British bookmaker William Hill will pay a £6.2m penalty after breaching anti-money laundering and social responsibility regulations, the Gambling Commission said today.
The regulator said William Hill gained £1.2m by failing to prevent 10 customers from depositing large sums linked to criminal offences. It will now have to divest that benefit, some of which could be returned to victims, as well as paying £5m in fines.
The Gambling Commission’s executive director Neil McArthur said: “This was a systemic failing at William Hill which went on for nearly two years and today’s penalty package – which could exceed £6.2m – reflects the seriousness of the breaches.”
One customer was allowed to deposit £654,000 over nine months despite earning just £30,000 per year from their main job. Another was flagged for review by the firm’s management after paying in £653,000 over 18 months but was allowed to continue gambling for another six months.
Mr McArthur said gambling companies “have a responsibility to ensure that they keep crime out of gambling” and must be “constantly curious about where the money they are taking is coming from.”

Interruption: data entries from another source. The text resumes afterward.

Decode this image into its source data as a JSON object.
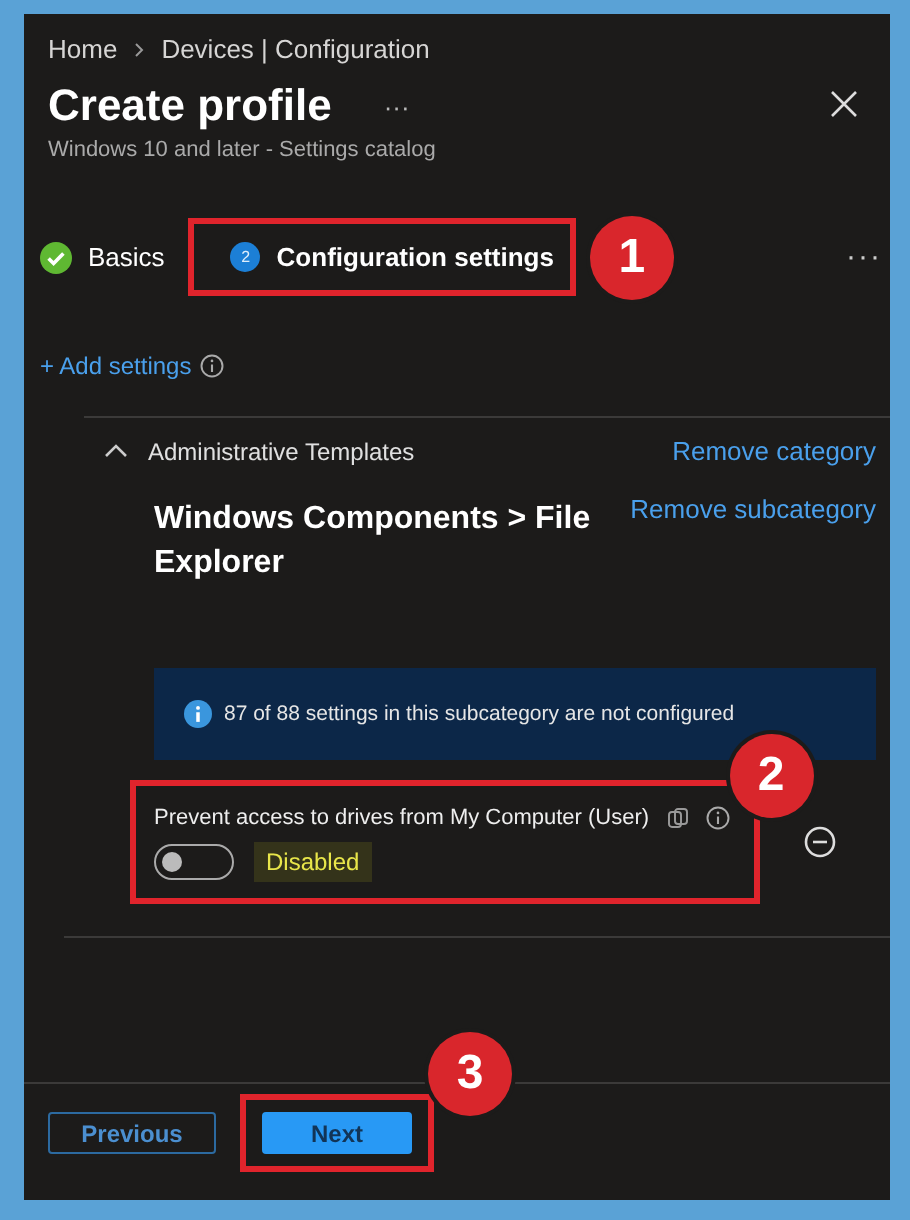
{
  "breadcrumb": [
    "Home",
    "Devices | Configuration"
  ],
  "header": {
    "title": "Create profile",
    "more": "···",
    "subtitle": "Windows 10 and later - Settings catalog"
  },
  "steps": [
    {
      "label": "Basics",
      "completed": true,
      "selected": false
    },
    {
      "label": "Configuration settings",
      "completed": false,
      "selected": true,
      "number": "2",
      "callout": "1"
    }
  ],
  "steps_more": "···",
  "add_settings": "+ Add settings",
  "category": {
    "title": "Administrative Templates",
    "expanded": true,
    "remove_label": "Remove category",
    "subcategory": {
      "title": "Windows Components > File Explorer",
      "remove_label": "Remove subcategory",
      "banner": "87 of 88 settings in this subcategory are not configured",
      "settings": [
        {
          "label": "Prevent access to drives from My Computer (User)",
          "on": false,
          "value_text": "Disabled",
          "callout": "2"
        }
      ]
    }
  },
  "buttons": [
    {
      "label": "Previous",
      "primary": false
    },
    {
      "label": "Next",
      "primary": true,
      "callout": "3"
    }
  ]
}
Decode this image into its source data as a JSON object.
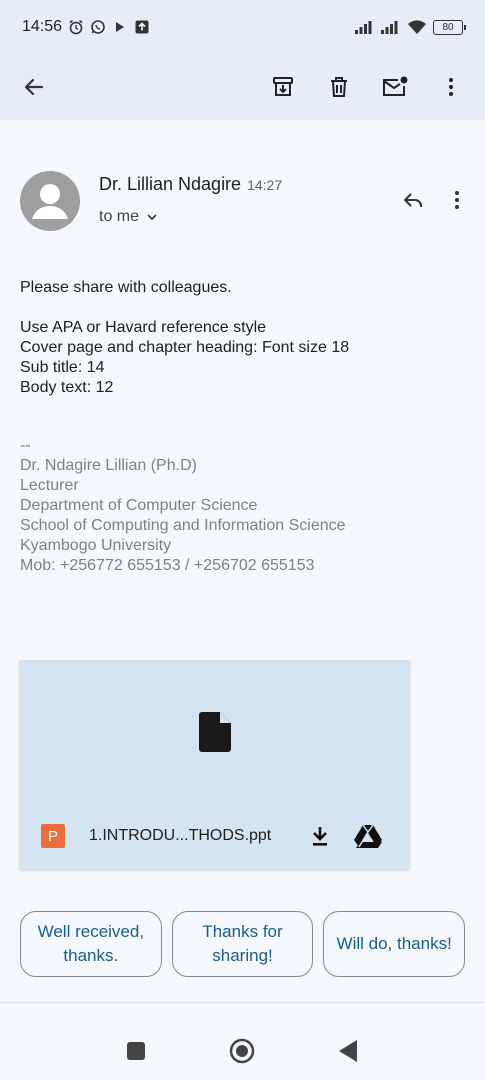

The Gambling Commission said William Hill would appoint external auditors to review its money laundering and social responsibility policies and report its findings to the wider industry.